New rules have reportedly been put in place limiting the amount of goods residents of Tajikistan are allowed to carry across the border from Uzbekistan.
Uzbekistan-based news website Podrobno.uz reported on July 5 that Tajiks crossing the border have been capped to two kilograms of meat, five kilograms of baked goods, seven kilograms of rice and that the total weight of the things they carry should be no more than 40 kilograms.
Talk of restrictions will severely dampen the exuberance felt several months ago, when numerous crossings were reopened after lying unused for almost a decade. With the way for cross-border traffic eased, some in Uzbekistan seized on the opportunity to pour goods into Tajikistan, but there was pushback almost immediately. Tajikistan has banned the import of Uzbek eggs, apparently as the low prices for them severely dented the profits of local poultry farmers.
A Tajik businessman who crossed the border in recent days said he was given an explicit warning not to try and break the rules.
“They strictly warned me not to come back with even one large egg, otherwise all our goods would be sent back. Also, they told us that the entire cargo could weigh no more than 40 kilograms, and that every single separate type of item could weigh no more than 10 kilograms,” the unnamed businessman, who crossed at a location near the Tajik town of Tursunzoda, told Akhbor.com.
Meanwhile, a resident of Panjakent told Akhbor, a website that focuses mainly on Tajik news, that before the new round of restrictions were put in place, large amounts of goods, including sausages, sugar and candy, were being brought in from Uzbekistan and sold en masse at local markets.
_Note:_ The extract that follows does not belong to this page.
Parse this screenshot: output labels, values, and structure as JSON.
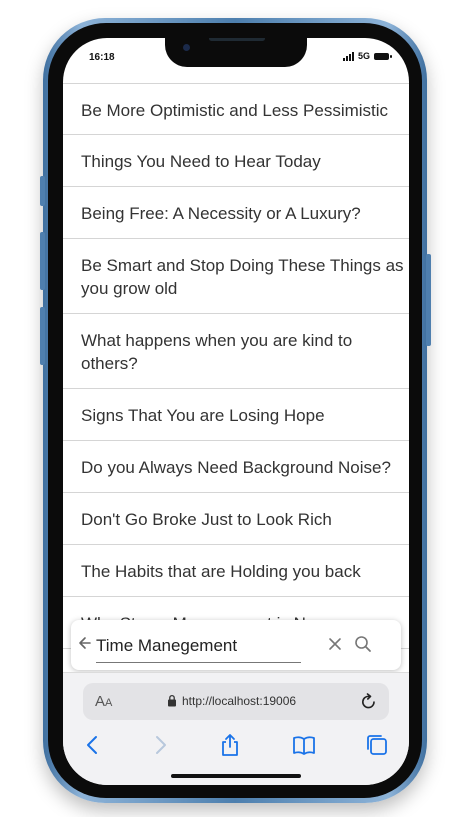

Following the flurry of openness ushered in by the policy of integration championed by Uzbek President Shavkat Mirziyoyev, there are signs that the region’s governments are growing wary of the risk that such developments can pose for local business. Tajikistan, with its underdeveloped economy, is severely exposed to Uzbekistan. But Uzbekistan is likewise exposed to Kyrgyzstan, where traders have made a killing funneling through cheap Chinese-made white goods into their larger neighbor’s market. Uzbek authorities have accordingly taken steps to minimize the volume of goods entering from Kyrgyzstan.
While such isolated cases may not spell total doom for the integration agenda, it is becoming evident that there is need for more dialogue and coordination between the governments before the agenda can be moved forward.